• What is needed: Wherever the string "content" shows up in the data below, copy the whole line.
== Data supplied ==
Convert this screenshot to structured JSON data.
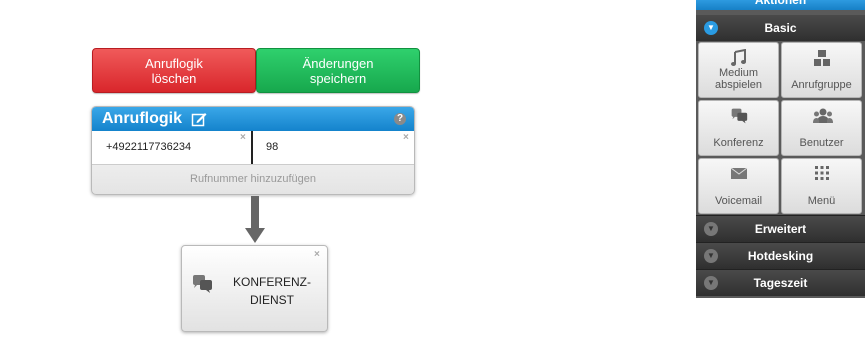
{
  "toolbar": {
    "delete_label": "Anruflogik\nlöschen",
    "save_label": "Änderungen\nspeichern"
  },
  "logic": {
    "title": "Anruflogik",
    "help": "?",
    "entry_number": "+4922117736234",
    "entry_value": "98",
    "close": "×",
    "add_label": "Rufnummer hinzuzufügen"
  },
  "conference": {
    "label": "KONFERENZ-\nDIENST",
    "close": "×"
  },
  "panel": {
    "top_label": "Aktionen",
    "sections": {
      "basic": "Basic",
      "erweitert": "Erweitert",
      "hotdesking": "Hotdesking",
      "tageszeit": "Tageszeit"
    },
    "tiles": [
      {
        "label": "Medium\nabspielen",
        "icon": "music-icon"
      },
      {
        "label": "Anrufgruppe",
        "icon": "group-icon"
      },
      {
        "label": "Konferenz",
        "icon": "conference-icon"
      },
      {
        "label": "Benutzer",
        "icon": "users-icon"
      },
      {
        "label": "Voicemail",
        "icon": "voicemail-icon"
      },
      {
        "label": "Menü",
        "icon": "menu-grid-icon"
      }
    ]
  },
  "colors": {
    "red": "#d9262b",
    "green": "#17a84d",
    "blue": "#1483cc"
  }
}
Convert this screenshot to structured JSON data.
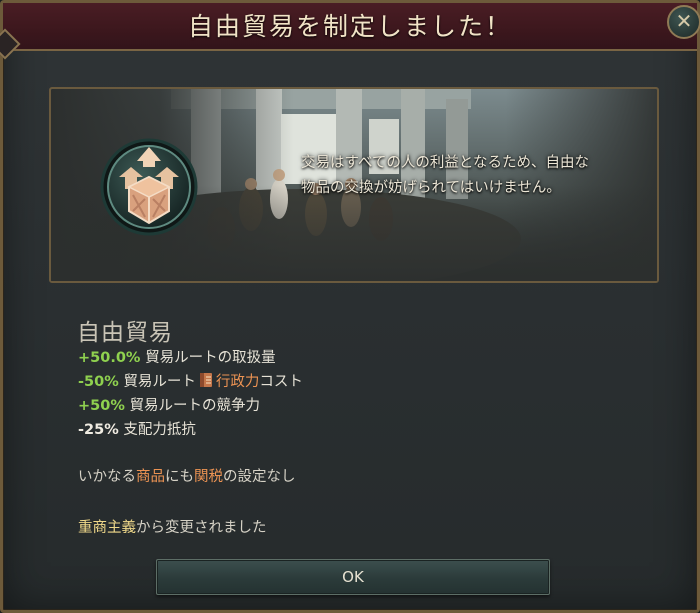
{
  "window": {
    "title": "自由貿易を制定しました！",
    "close_glyph": "✕"
  },
  "event": {
    "quote": "交易はすべての人の利益となるため、自由な物品の交換が妨げられてはいけません。",
    "emblem_icon": "free-trade-crates-icon"
  },
  "modifier": {
    "name": "自由貿易",
    "effects": [
      {
        "value": "+50.0%",
        "text": " 貿易ルートの取扱量"
      },
      {
        "value": "-50%",
        "text": " 貿易ルート",
        "icon": "administration-scroll-icon",
        "keyword": "行政力",
        "suffix": "コスト"
      },
      {
        "value": "+50%",
        "text": " 貿易ルートの競争力"
      },
      {
        "value": "-25%",
        "text": " 支配力抵抗"
      }
    ]
  },
  "tariff": {
    "prefix": "いかなる",
    "goods": "商品",
    "middle": "にも",
    "tariffs": "関税",
    "suffix": "の設定なし"
  },
  "change": {
    "policy": "重商主義",
    "suffix": "から変更されました"
  },
  "buttons": {
    "ok_label": "OK"
  },
  "colors": {
    "positive": "#8fd14f",
    "keyword_orange": "#ec9353",
    "policy_yellow": "#f0d98a",
    "title_bar": "#4a1d24",
    "frame_gold": "#6d5a3a"
  }
}
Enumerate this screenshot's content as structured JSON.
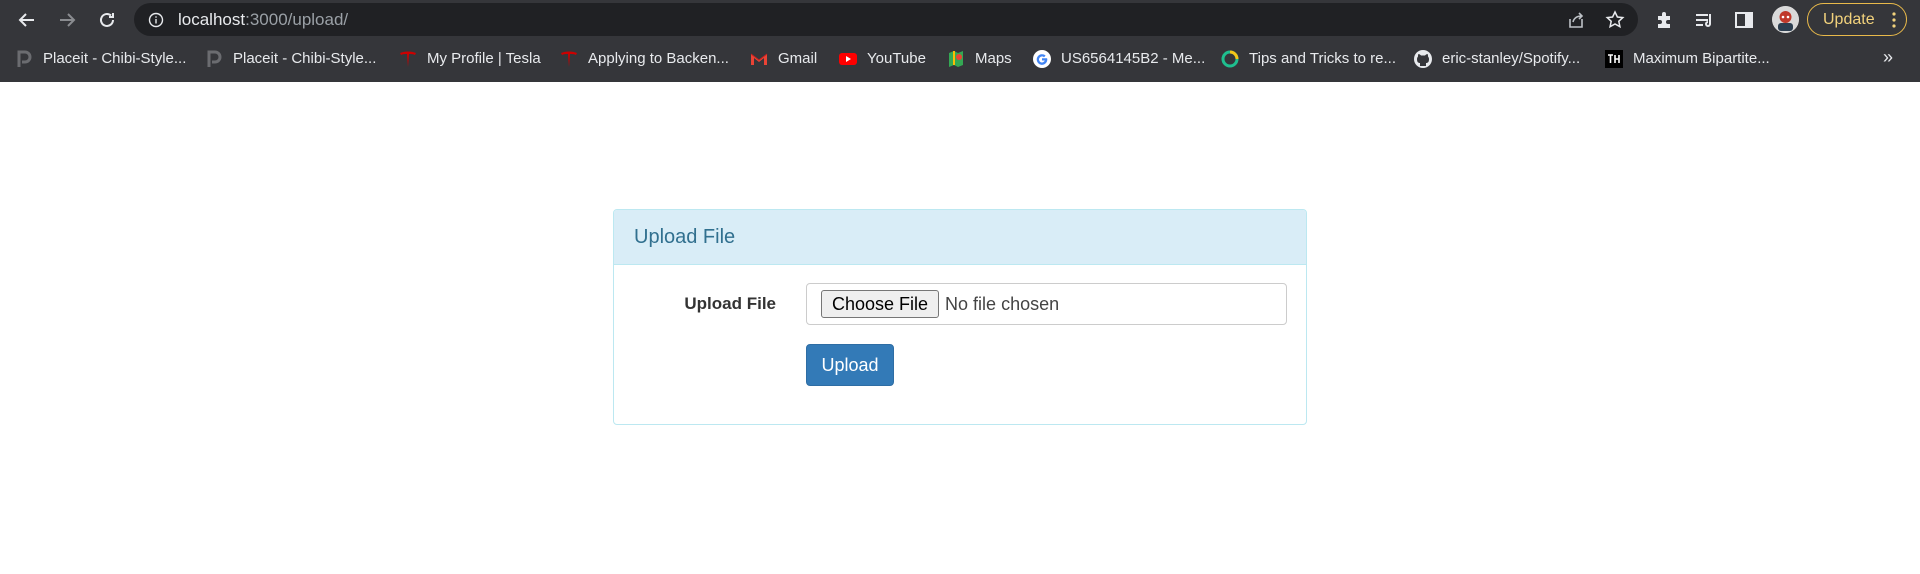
{
  "browser": {
    "url_host": "localhost",
    "url_rest": ":3000/upload/",
    "update_label": "Update"
  },
  "bookmarks": [
    {
      "label": "Placeit - Chibi-Style...",
      "icon": "placeit-icon"
    },
    {
      "label": "Placeit - Chibi-Style...",
      "icon": "placeit-icon"
    },
    {
      "label": "My Profile | Tesla",
      "icon": "tesla-icon"
    },
    {
      "label": "Applying to Backen...",
      "icon": "tesla-icon"
    },
    {
      "label": "Gmail",
      "icon": "gmail-icon"
    },
    {
      "label": "YouTube",
      "icon": "youtube-icon"
    },
    {
      "label": "Maps",
      "icon": "maps-icon"
    },
    {
      "label": "US6564145B2 - Me...",
      "icon": "google-icon"
    },
    {
      "label": "Tips and Tricks to re...",
      "icon": "ring-icon"
    },
    {
      "label": "eric-stanley/Spotify...",
      "icon": "github-icon"
    },
    {
      "label": "Maximum Bipartite...",
      "icon": "th-icon"
    }
  ],
  "bookmarks_more": "»",
  "panel": {
    "title": "Upload File",
    "field_label": "Upload File",
    "choose_label": "Choose File",
    "no_file_text": "No file chosen",
    "submit_label": "Upload"
  },
  "colors": {
    "chrome_bar": "#35363a",
    "panel_heading_bg": "#d9edf7",
    "panel_heading_text": "#31708f",
    "primary_button": "#337ab7",
    "update_border": "#e8b94a"
  }
}
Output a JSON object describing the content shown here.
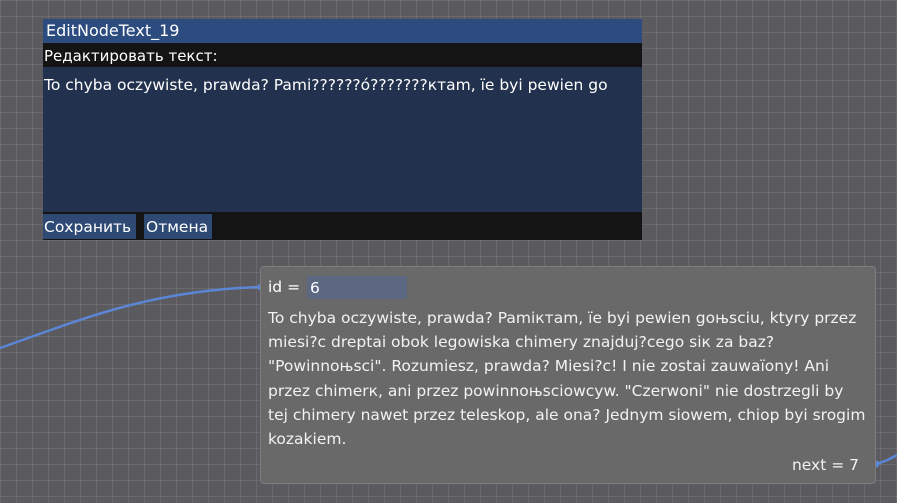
{
  "editor": {
    "title": "EditNodeText_19",
    "label": "Редактировать текст:",
    "text_value": "To chyba oczywiste, prawda? Pami??????ó???????ктam, їe byi pewien go",
    "save_label": "Сохранить",
    "cancel_label": "Отмена"
  },
  "node": {
    "id_label": "id =",
    "id_value": "6",
    "text": "To chyba oczywiste, prawda? Pamiктam, їe byi pewien goњsciu, ktyry przez miesi?c dreptai obok legowiska chimery znajduj?cego siк za baz? \"Powinnoњsci\". Rozumiesz, prawda? Miesi?c! I nie zostai zauwaїony! Ani przez chimerк, ani przez powinnoњsciowcyw. \"Czerwoni\" nie dostrzegli by tej chimery nawet przez teleskop, ale ona? Jednym siowem, chiop byi srogim kozakiem.",
    "next_label": "next = 7"
  },
  "colors": {
    "wire": "#5b86d6",
    "editor_title_bg": "#2c4c80",
    "editor_text_bg": "#22314d",
    "button_bg": "#2e4a74",
    "node_bg": "#6a696a"
  }
}
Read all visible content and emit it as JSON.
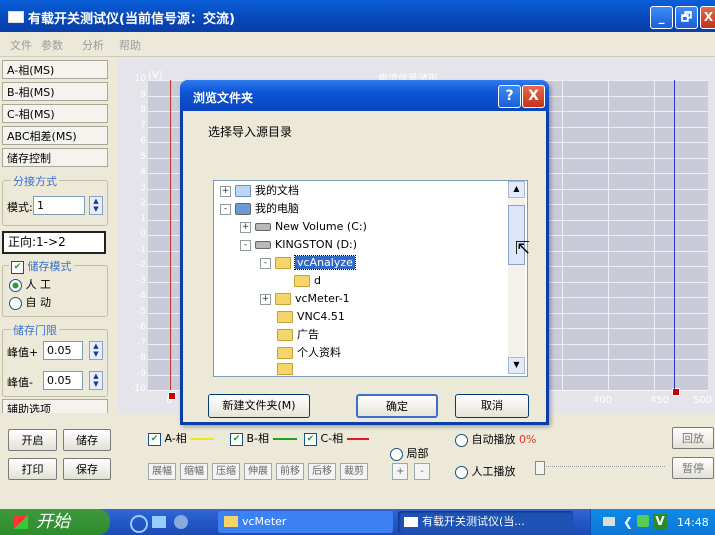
{
  "main_window": {
    "title": "有载开关测试仪(当前信号源：交流)",
    "controls": {
      "minimize": "_",
      "maximize": "🗗",
      "close": "X"
    }
  },
  "menu": [
    "文件",
    "参数",
    "分析",
    "帮助"
  ],
  "left_panel": {
    "buttons": [
      "A-相(MS)",
      "B-相(MS)",
      "C-相(MS)",
      "ABC相差(MS)",
      "储存控制"
    ],
    "split_group": {
      "label": "分接方式",
      "mode_label": "模式:",
      "mode_value": "1"
    },
    "direction": "正向:1->2",
    "storage_mode": {
      "label": "储存模式",
      "options": [
        "人 工",
        "自 动"
      ],
      "selected": 0
    },
    "threshold_group": {
      "label": "储存门限",
      "peak_plus_label": "峰值+",
      "peak_plus_value": "0.05",
      "peak_minus_label": "峰值-",
      "peak_minus_value": "0.05"
    },
    "aux": "辅助选项"
  },
  "chart": {
    "unit_label": "(V)",
    "chart_title": "电流信号波形",
    "yticks": [
      "10",
      "9",
      "8",
      "7",
      "6",
      "5",
      "4",
      "3",
      "2",
      "1",
      "0",
      "-1",
      "-2",
      "-3",
      "-4",
      "-5",
      "-6",
      "-7",
      "-8",
      "-9",
      "-10"
    ],
    "xticks": [
      "0",
      "400",
      "450",
      "500"
    ]
  },
  "bottom": {
    "buttons": {
      "start": "开启",
      "store": "储存",
      "print": "打印",
      "save": "保存"
    },
    "phases": [
      {
        "label": "A-相",
        "color": "#f2e61a"
      },
      {
        "label": "B-相",
        "color": "#21a121"
      },
      {
        "label": "C-相",
        "color": "#e01b1b"
      }
    ],
    "tools": [
      "展幅",
      "缩幅",
      "压缩",
      "伸展",
      "前移",
      "后移",
      "裁剪"
    ],
    "local": "局部",
    "plus": "+",
    "minus": "-",
    "auto_play": "自动播放",
    "auto_pct": "0%",
    "manual_play": "人工播放",
    "replay": "回放",
    "pause": "暂停"
  },
  "dialog": {
    "title": "浏览文件夹",
    "help": "?",
    "close": "X",
    "instruction": "选择导入源目录",
    "tree": [
      {
        "label": "我的文档",
        "level": 0,
        "expander": "+",
        "icon": "documents-folder-icon"
      },
      {
        "label": "我的电脑",
        "level": 0,
        "expander": "-",
        "icon": "computer-icon"
      },
      {
        "label": "New Volume (C:)",
        "level": 1,
        "expander": "+",
        "icon": "drive-icon"
      },
      {
        "label": "KINGSTON (D:)",
        "level": 1,
        "expander": "-",
        "icon": "drive-icon"
      },
      {
        "label": "vcAnalyze",
        "level": 2,
        "expander": "-",
        "icon": "folder-icon",
        "selected": true
      },
      {
        "label": "d",
        "level": 3,
        "expander": "",
        "icon": "folder-icon"
      },
      {
        "label": "vcMeter-1",
        "level": 2,
        "expander": "+",
        "icon": "folder-icon"
      },
      {
        "label": "VNC4.51",
        "level": 2,
        "expander": "",
        "icon": "folder-icon"
      },
      {
        "label": "广告",
        "level": 2,
        "expander": "",
        "icon": "folder-icon"
      },
      {
        "label": "个人资料",
        "level": 2,
        "expander": "",
        "icon": "folder-icon"
      }
    ],
    "buttons": {
      "new_folder": "新建文件夹(M)",
      "ok": "确定",
      "cancel": "取消"
    }
  },
  "taskbar": {
    "start": "开始",
    "tasks": [
      "vcMeter",
      "有载开关测试仪(当..."
    ],
    "clock": "14:48",
    "tray_badge": "V"
  }
}
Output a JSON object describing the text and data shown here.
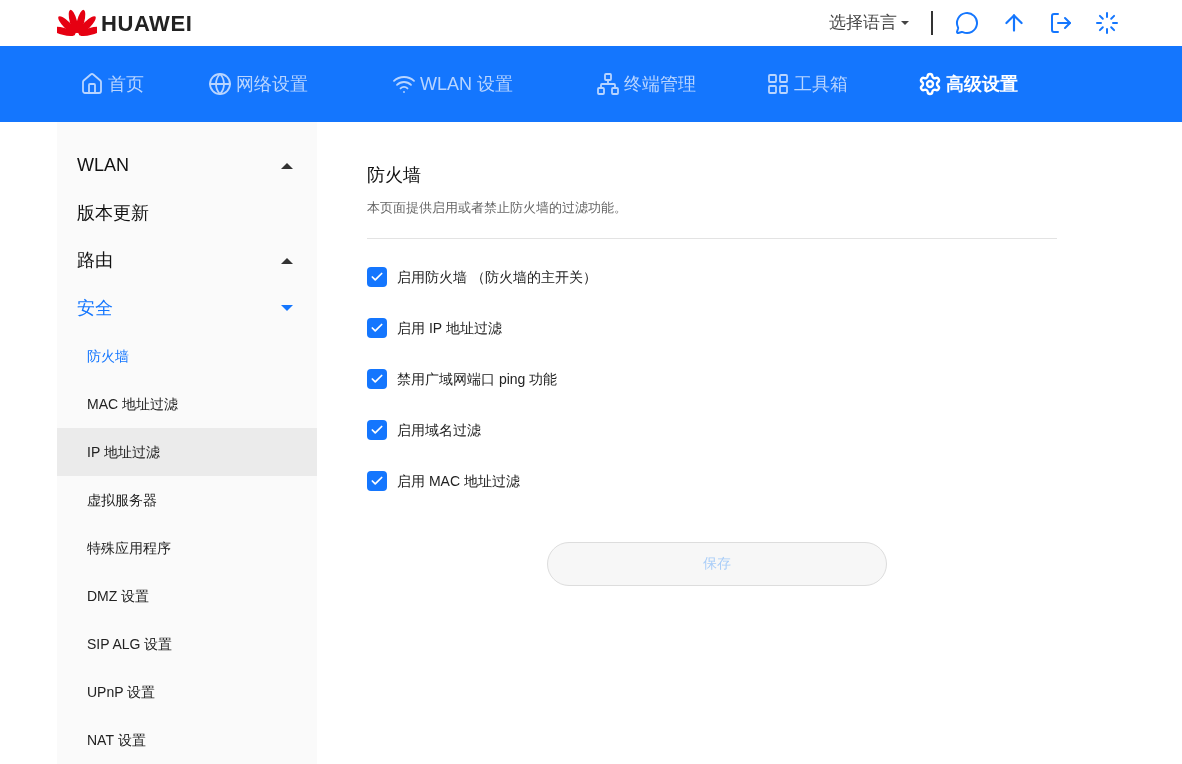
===
• Response to the task:
Enumerate this screenshot's content as structured JSON.
Output a JSON object describing the content shown here.
Read all visible content and emit it as JSON.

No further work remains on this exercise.